We would like to reminding drivers to do their part in keeping students safe by slowing down in school zones.
While this is a busy time of year for everyone, it is important to take the time to help students get safely to and from school. Many school zones have a 30km/hr speed limit in effect every school day from 8:00 am to 5:00 pm. In Sooke, the speeds vary.
In Sooke along Highway 14, the speed limit drops from the regular 60km/hr to the school zone 40km/hr when school-aged children are travelling on or by the road. Along Throup (enroute to Journey or Poirier) the speed limit is the regular 30km/hr school zone.
Last year in September, the Sooke RCMP were out monitoring these speeds, so (ironically but true) the fastest way to get your late child to school is actually to slow down. Receiving a speeding ticket takes time. And, it’s expensive. Speeding in a school zone will cost you anywhere from $196-$253, along with three points.
Driving at slower speeds and being extra cautious allows time to react to children’s unexpected movements, reducing the chances of crashes, injury and death.
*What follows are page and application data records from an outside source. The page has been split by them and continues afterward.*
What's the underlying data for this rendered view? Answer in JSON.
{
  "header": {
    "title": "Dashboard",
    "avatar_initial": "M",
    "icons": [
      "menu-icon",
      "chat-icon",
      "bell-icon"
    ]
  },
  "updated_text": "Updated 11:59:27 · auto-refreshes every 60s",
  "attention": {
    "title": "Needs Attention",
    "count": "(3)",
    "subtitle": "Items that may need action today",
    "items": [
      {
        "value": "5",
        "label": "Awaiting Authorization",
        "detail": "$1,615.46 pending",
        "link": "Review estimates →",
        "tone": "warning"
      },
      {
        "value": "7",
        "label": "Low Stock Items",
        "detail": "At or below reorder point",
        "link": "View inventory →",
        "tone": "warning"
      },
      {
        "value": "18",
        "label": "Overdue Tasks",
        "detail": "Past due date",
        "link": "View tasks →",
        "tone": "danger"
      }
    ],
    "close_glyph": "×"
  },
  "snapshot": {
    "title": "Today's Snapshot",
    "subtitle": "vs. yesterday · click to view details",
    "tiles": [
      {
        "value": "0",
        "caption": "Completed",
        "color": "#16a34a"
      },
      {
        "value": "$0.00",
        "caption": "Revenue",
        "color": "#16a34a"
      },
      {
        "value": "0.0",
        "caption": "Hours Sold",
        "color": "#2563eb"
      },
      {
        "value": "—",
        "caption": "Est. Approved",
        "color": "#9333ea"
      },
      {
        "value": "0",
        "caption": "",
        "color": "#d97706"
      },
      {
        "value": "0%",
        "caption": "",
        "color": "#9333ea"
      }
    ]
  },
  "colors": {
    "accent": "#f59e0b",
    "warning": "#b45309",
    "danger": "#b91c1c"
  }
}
Drivers are encouraged to be extra cautious on the roads and to watch for children.
Active and Safe Routes to School Program
The CRD has been working with twenty schools across the region to encourage and enable more students to walk and bike to school. In Sooke, two schools are involved with this project, Journey middle school and Poirier elementary school.
Through the Active and Safe Routes to School program, parents and principals have identified concerns about road safety, including traffic speed. Drivers can do their part by slowing down in school zones.
For more information, visit this active safe routes to school CRD webpage.
Drivers are also reminded that the flashing red lights on a school bus, often accompanied with a pop-out stop sign, means you should (and this should go without saying but based on last year’s frustrations needs to be stated), um, STOP.